▸ Activity: Leave out the pictures and restate every entry word for word.

▸ Dataset records:
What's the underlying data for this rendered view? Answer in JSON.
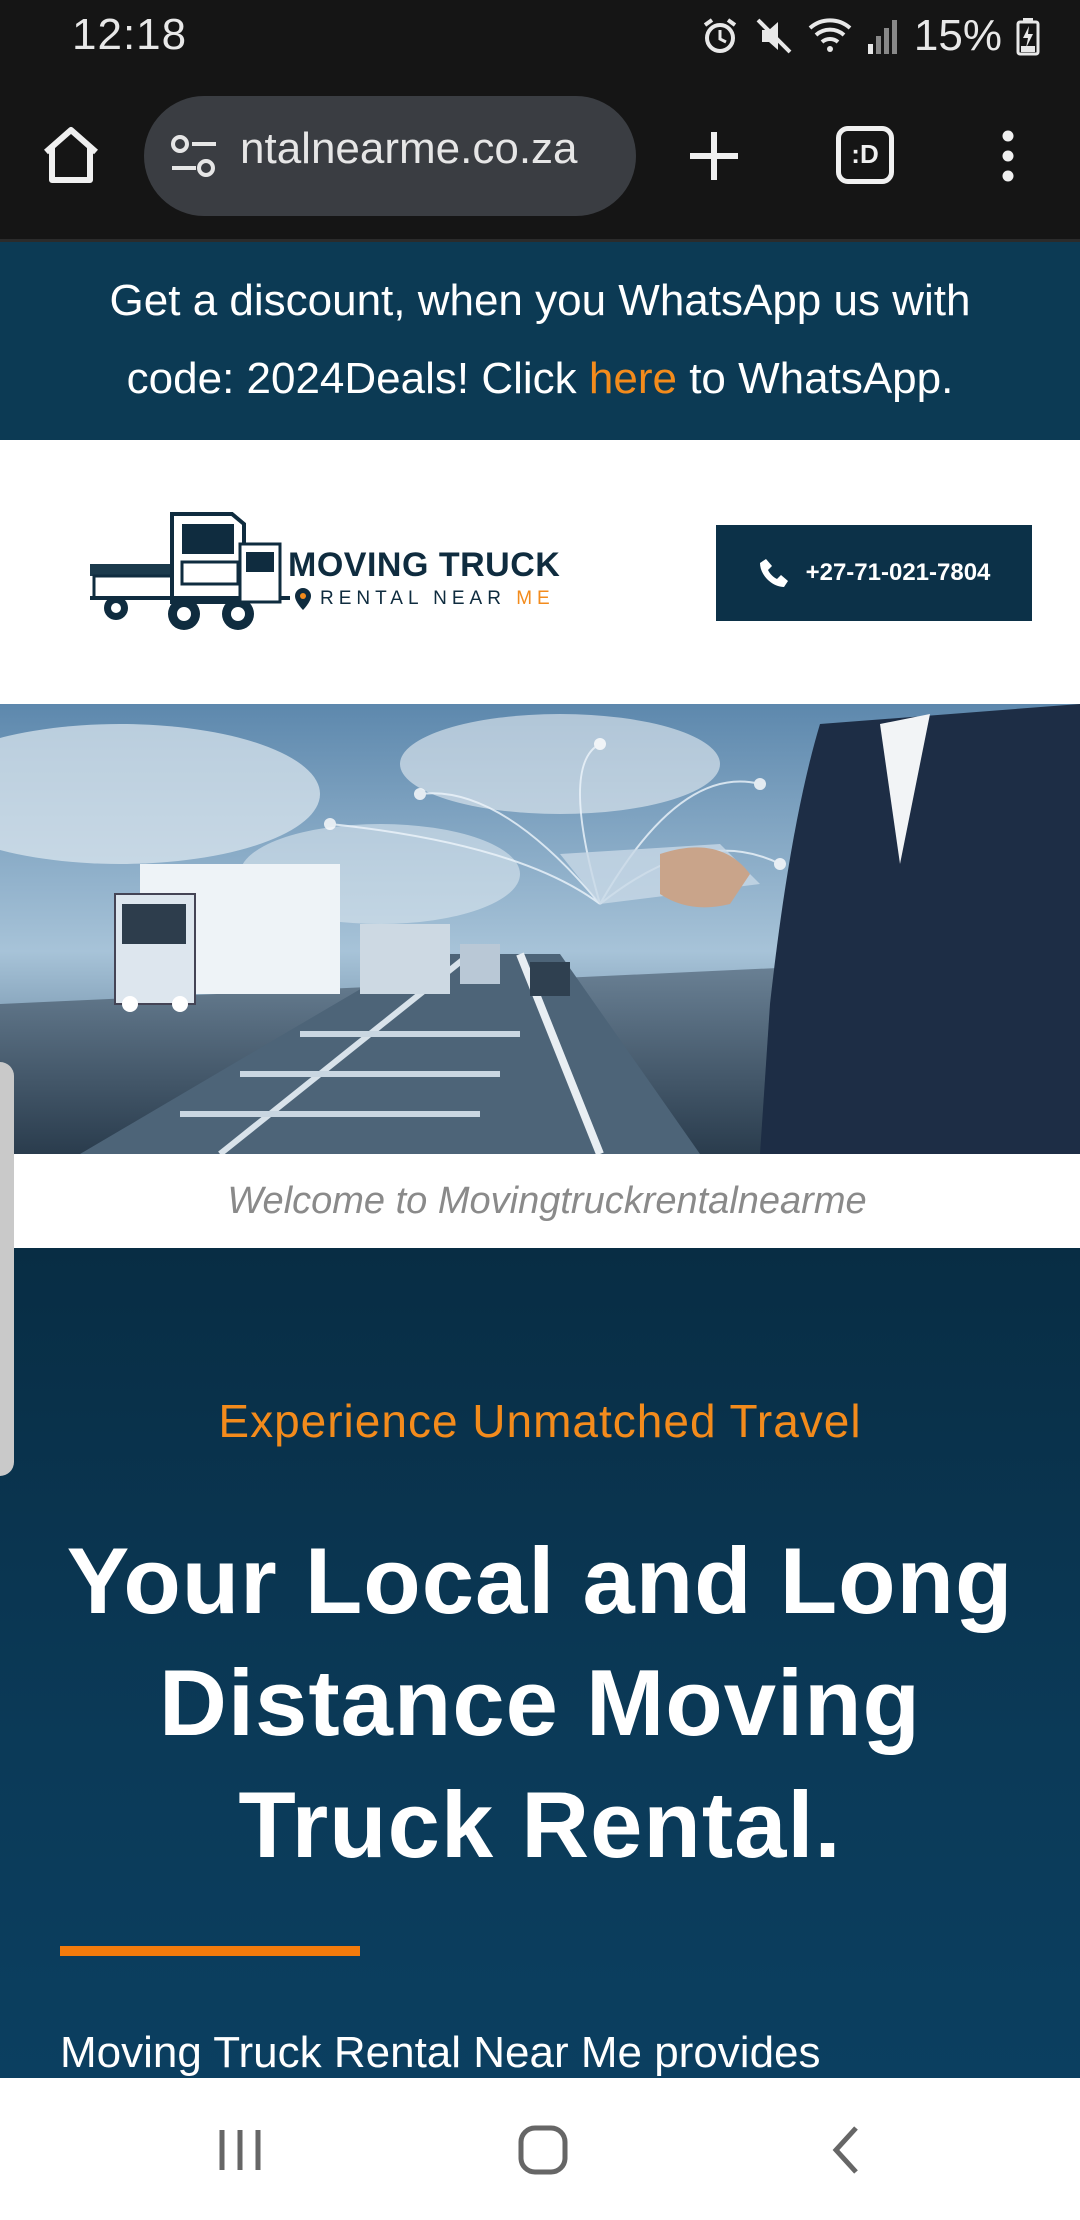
{
  "status": {
    "time": "12:18",
    "battery": "15%",
    "icons": [
      "alarm-icon",
      "mute-icon",
      "wifi-icon",
      "signal-icon",
      "battery-icon"
    ]
  },
  "browser": {
    "url": "ntalnearme.co.za",
    "tab_icon_label": ":D",
    "icons": [
      "home-icon",
      "site-settings-icon",
      "new-tab-icon",
      "tabs-icon",
      "menu-icon"
    ]
  },
  "promo": {
    "line1": "Get a discount, when you WhatsApp us with",
    "line2_before": "code: 2024Deals! Click ",
    "link": "here",
    "line2_after": " to WhatsApp."
  },
  "header": {
    "logo_title": "MOVING TRUCK",
    "logo_sub": "RENTAL NEAR ",
    "logo_sub_accent": "ME",
    "phone": "+27-71-021-7804"
  },
  "hero": {
    "caption": "Welcome to Movingtruckrentalnearme"
  },
  "main": {
    "eyebrow": "Experience Unmatched Travel",
    "headline_1": "Your Local and Long",
    "headline_2": "Distance Moving",
    "headline_3": "Truck Rental.",
    "body": "Moving Truck Rental Near Me provides"
  },
  "colors": {
    "navy": "#0c3a54",
    "orange": "#f38b1c",
    "white": "#ffffff"
  }
}
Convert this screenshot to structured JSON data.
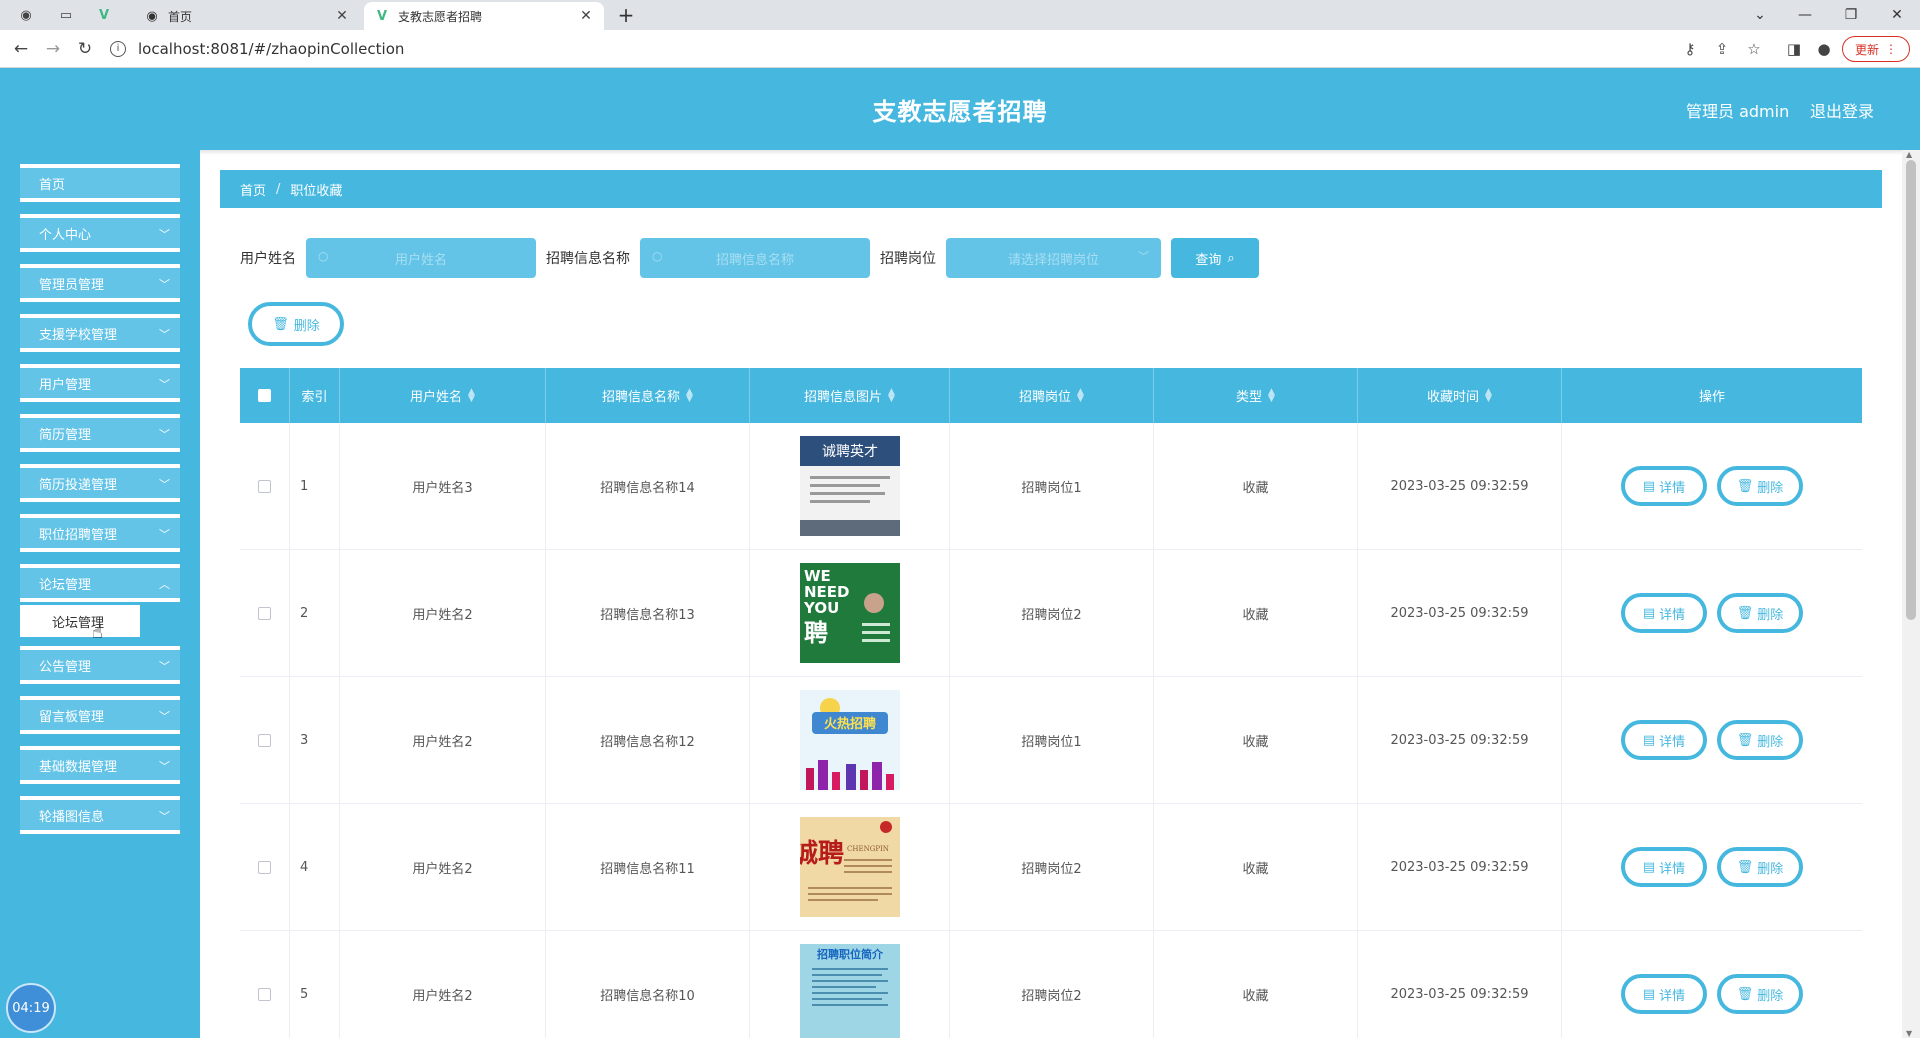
{
  "browser": {
    "tabs": [
      {
        "title": "首页",
        "active": false
      },
      {
        "title": "支教志愿者招聘",
        "active": true
      }
    ],
    "url": "localhost:8081/#/zhaopinCollection",
    "update_label": "更新"
  },
  "header": {
    "title": "支教志愿者招聘",
    "user": "管理员 admin",
    "logout": "退出登录"
  },
  "sidebar": {
    "items": [
      {
        "label": "首页"
      },
      {
        "label": "个人中心"
      },
      {
        "label": "管理员管理"
      },
      {
        "label": "支援学校管理"
      },
      {
        "label": "用户管理"
      },
      {
        "label": "简历管理"
      },
      {
        "label": "简历投递管理"
      },
      {
        "label": "职位招聘管理"
      },
      {
        "label": "论坛管理"
      },
      {
        "label": "公告管理"
      },
      {
        "label": "留言板管理"
      },
      {
        "label": "基础数据管理"
      },
      {
        "label": "轮播图信息"
      }
    ],
    "submenu_label": "论坛管理",
    "clock": "04:19"
  },
  "breadcrumb": {
    "home": "首页",
    "sep": "/",
    "current": "职位收藏"
  },
  "search": {
    "user_label": "用户姓名",
    "user_placeholder": "用户姓名",
    "zp_label": "招聘信息名称",
    "zp_placeholder": "招聘信息名称",
    "gw_label": "招聘岗位",
    "gw_placeholder": "请选择招聘岗位",
    "query_label": "查询"
  },
  "batch_delete_label": "删除",
  "table": {
    "headers": {
      "idx": "索引",
      "name": "用户姓名",
      "zp": "招聘信息名称",
      "img": "招聘信息图片",
      "gw": "招聘岗位",
      "type": "类型",
      "time": "收藏时间",
      "op": "操作"
    },
    "detail_label": "详情",
    "delete_label": "删除",
    "rows": [
      {
        "idx": "1",
        "name": "用户姓名3",
        "zp": "招聘信息名称14",
        "gw": "招聘岗位1",
        "type": "收藏",
        "time": "2023-03-25 09:32:59"
      },
      {
        "idx": "2",
        "name": "用户姓名2",
        "zp": "招聘信息名称13",
        "gw": "招聘岗位2",
        "type": "收藏",
        "time": "2023-03-25 09:32:59"
      },
      {
        "idx": "3",
        "name": "用户姓名2",
        "zp": "招聘信息名称12",
        "gw": "招聘岗位1",
        "type": "收藏",
        "time": "2023-03-25 09:32:59"
      },
      {
        "idx": "4",
        "name": "用户姓名2",
        "zp": "招聘信息名称11",
        "gw": "招聘岗位2",
        "type": "收藏",
        "time": "2023-03-25 09:32:59"
      },
      {
        "idx": "5",
        "name": "用户姓名2",
        "zp": "招聘信息名称10",
        "gw": "招聘岗位2",
        "type": "收藏",
        "time": "2023-03-25 09:32:59"
      }
    ],
    "poster_text": {
      "p1": "诚聘英才",
      "p2_line1": "WE",
      "p2_line2": "NEED",
      "p2_line3": "YOU",
      "p2_line4": "聘",
      "p3": "火热招聘",
      "p4": "诚聘",
      "p4_en": "CHENGPIN",
      "p5": "招聘职位简介"
    }
  },
  "colors": {
    "primary": "#46b8e0",
    "primary_light": "#64c4e8"
  }
}
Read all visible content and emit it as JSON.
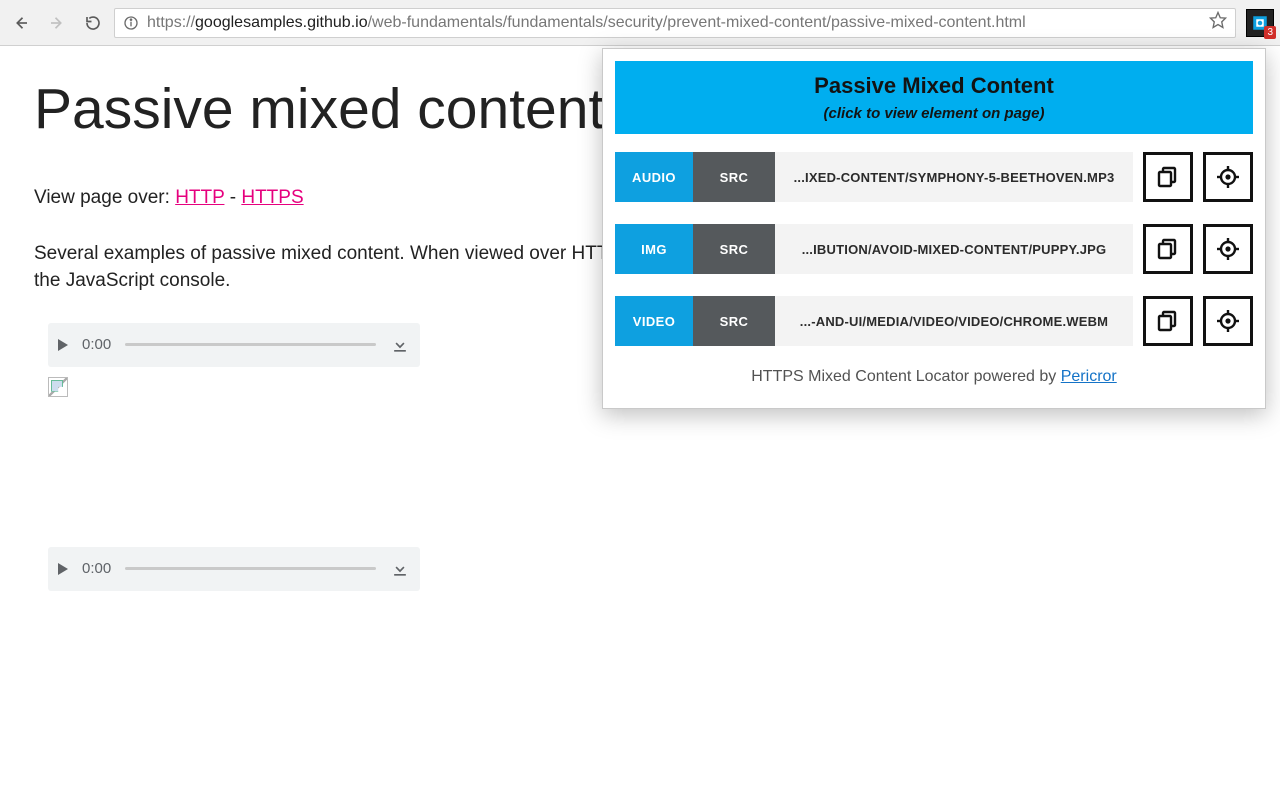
{
  "chrome": {
    "url_host": "googlesamples.github.io",
    "url_path": "/web-fundamentals/fundamentals/security/prevent-mixed-content/passive-mixed-content.html",
    "url_scheme": "https://",
    "ext_badge": "3"
  },
  "page": {
    "title": "Passive mixed content!",
    "view_label": "View page over: ",
    "link_http": "HTTP",
    "link_sep": " - ",
    "link_https": "HTTPS",
    "paragraph": "Several examples of passive mixed content. When viewed over HTTPS most browsers do not block this content but instead display warnings in the JavaScript console.",
    "time0": "0:00"
  },
  "popup": {
    "title": "Passive Mixed Content",
    "subtitle": "(click to view element on page)",
    "rows": [
      {
        "type": "AUDIO",
        "attr": "SRC",
        "path": "...IXED-CONTENT/SYMPHONY-5-BEETHOVEN.MP3"
      },
      {
        "type": "IMG",
        "attr": "SRC",
        "path": "...IBUTION/AVOID-MIXED-CONTENT/PUPPY.JPG"
      },
      {
        "type": "VIDEO",
        "attr": "SRC",
        "path": "...-AND-UI/MEDIA/VIDEO/VIDEO/CHROME.WEBM"
      }
    ],
    "footer_text": "HTTPS Mixed Content Locator powered by ",
    "footer_link": "Pericror"
  }
}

▸ Your solution:
What's the underlying data for this rendered view? Answer in JSON.
{
  "status": {
    "time": "12:18",
    "battery": "15%",
    "icons": [
      "alarm-icon",
      "mute-icon",
      "wifi-icon",
      "signal-icon",
      "battery-icon"
    ]
  },
  "browser": {
    "url": "ntalnearme.co.za",
    "tab_icon_label": ":D",
    "icons": [
      "home-icon",
      "site-settings-icon",
      "new-tab-icon",
      "tabs-icon",
      "menu-icon"
    ]
  },
  "promo": {
    "line1": "Get a discount, when you WhatsApp us with",
    "line2_before": "code: 2024Deals! Click ",
    "link": "here",
    "line2_after": " to WhatsApp."
  },
  "header": {
    "logo_title": "MOVING TRUCK",
    "logo_sub": "RENTAL NEAR ",
    "logo_sub_accent": "ME",
    "phone": "+27-71-021-7804"
  },
  "hero": {
    "caption": "Welcome to Movingtruckrentalnearme"
  },
  "main": {
    "eyebrow": "Experience Unmatched Travel",
    "headline_1": "Your Local and Long",
    "headline_2": "Distance Moving",
    "headline_3": "Truck Rental.",
    "body": "Moving Truck Rental Near Me provides"
  },
  "colors": {
    "navy": "#0c3a54",
    "orange": "#f38b1c",
    "white": "#ffffff"
  }
}
Convert this screenshot to structured JSON data.
{
  "browser": {
    "tabs": [
      {
        "title": "首页",
        "active": false
      },
      {
        "title": "支教志愿者招聘",
        "active": true
      }
    ],
    "url": "localhost:8081/#/zhaopinCollection",
    "update_label": "更新"
  },
  "header": {
    "title": "支教志愿者招聘",
    "user": "管理员 admin",
    "logout": "退出登录"
  },
  "sidebar": {
    "items": [
      {
        "label": "首页"
      },
      {
        "label": "个人中心"
      },
      {
        "label": "管理员管理"
      },
      {
        "label": "支援学校管理"
      },
      {
        "label": "用户管理"
      },
      {
        "label": "简历管理"
      },
      {
        "label": "简历投递管理"
      },
      {
        "label": "职位招聘管理"
      },
      {
        "label": "论坛管理"
      },
      {
        "label": "公告管理"
      },
      {
        "label": "留言板管理"
      },
      {
        "label": "基础数据管理"
      },
      {
        "label": "轮播图信息"
      }
    ],
    "submenu_label": "论坛管理",
    "clock": "04:19"
  },
  "breadcrumb": {
    "home": "首页",
    "sep": "/",
    "current": "职位收藏"
  },
  "search": {
    "user_label": "用户姓名",
    "user_placeholder": "用户姓名",
    "zp_label": "招聘信息名称",
    "zp_placeholder": "招聘信息名称",
    "gw_label": "招聘岗位",
    "gw_placeholder": "请选择招聘岗位",
    "query_label": "查询"
  },
  "batch_delete_label": "删除",
  "table": {
    "headers": {
      "idx": "索引",
      "name": "用户姓名",
      "zp": "招聘信息名称",
      "img": "招聘信息图片",
      "gw": "招聘岗位",
      "type": "类型",
      "time": "收藏时间",
      "op": "操作"
    },
    "detail_label": "详情",
    "delete_label": "删除",
    "rows": [
      {
        "idx": "1",
        "name": "用户姓名3",
        "zp": "招聘信息名称14",
        "gw": "招聘岗位1",
        "type": "收藏",
        "time": "2023-03-25 09:32:59"
      },
      {
        "idx": "2",
        "name": "用户姓名2",
        "zp": "招聘信息名称13",
        "gw": "招聘岗位2",
        "type": "收藏",
        "time": "2023-03-25 09:32:59"
      },
      {
        "idx": "3",
        "name": "用户姓名2",
        "zp": "招聘信息名称12",
        "gw": "招聘岗位1",
        "type": "收藏",
        "time": "2023-03-25 09:32:59"
      },
      {
        "idx": "4",
        "name": "用户姓名2",
        "zp": "招聘信息名称11",
        "gw": "招聘岗位2",
        "type": "收藏",
        "time": "2023-03-25 09:32:59"
      },
      {
        "idx": "5",
        "name": "用户姓名2",
        "zp": "招聘信息名称10",
        "gw": "招聘岗位2",
        "type": "收藏",
        "time": "2023-03-25 09:32:59"
      }
    ],
    "poster_text": {
      "p1": "诚聘英才",
      "p2_line1": "WE",
      "p2_line2": "NEED",
      "p2_line3": "YOU",
      "p2_line4": "聘",
      "p3": "火热招聘",
      "p4": "诚聘",
      "p4_en": "CHENGPIN",
      "p5": "招聘职位简介"
    }
  },
  "colors": {
    "primary": "#46b8e0",
    "primary_light": "#64c4e8"
  }
}
Read all visible content and emit it as JSON.
{
  "chrome": {
    "url_host": "googlesamples.github.io",
    "url_path": "/web-fundamentals/fundamentals/security/prevent-mixed-content/passive-mixed-content.html",
    "url_scheme": "https://",
    "ext_badge": "3"
  },
  "page": {
    "title": "Passive mixed content!",
    "view_label": "View page over: ",
    "link_http": "HTTP",
    "link_sep": " - ",
    "link_https": "HTTPS",
    "paragraph": "Several examples of passive mixed content. When viewed over HTTPS most browsers do not block this content but instead display warnings in the JavaScript console.",
    "time0": "0:00"
  },
  "popup": {
    "title": "Passive Mixed Content",
    "subtitle": "(click to view element on page)",
    "rows": [
      {
        "type": "AUDIO",
        "attr": "SRC",
        "path": "...IXED-CONTENT/SYMPHONY-5-BEETHOVEN.MP3"
      },
      {
        "type": "IMG",
        "attr": "SRC",
        "path": "...IBUTION/AVOID-MIXED-CONTENT/PUPPY.JPG"
      },
      {
        "type": "VIDEO",
        "attr": "SRC",
        "path": "...-AND-UI/MEDIA/VIDEO/VIDEO/CHROME.WEBM"
      }
    ],
    "footer_text": "HTTPS Mixed Content Locator powered by ",
    "footer_link": "Pericror"
  }
}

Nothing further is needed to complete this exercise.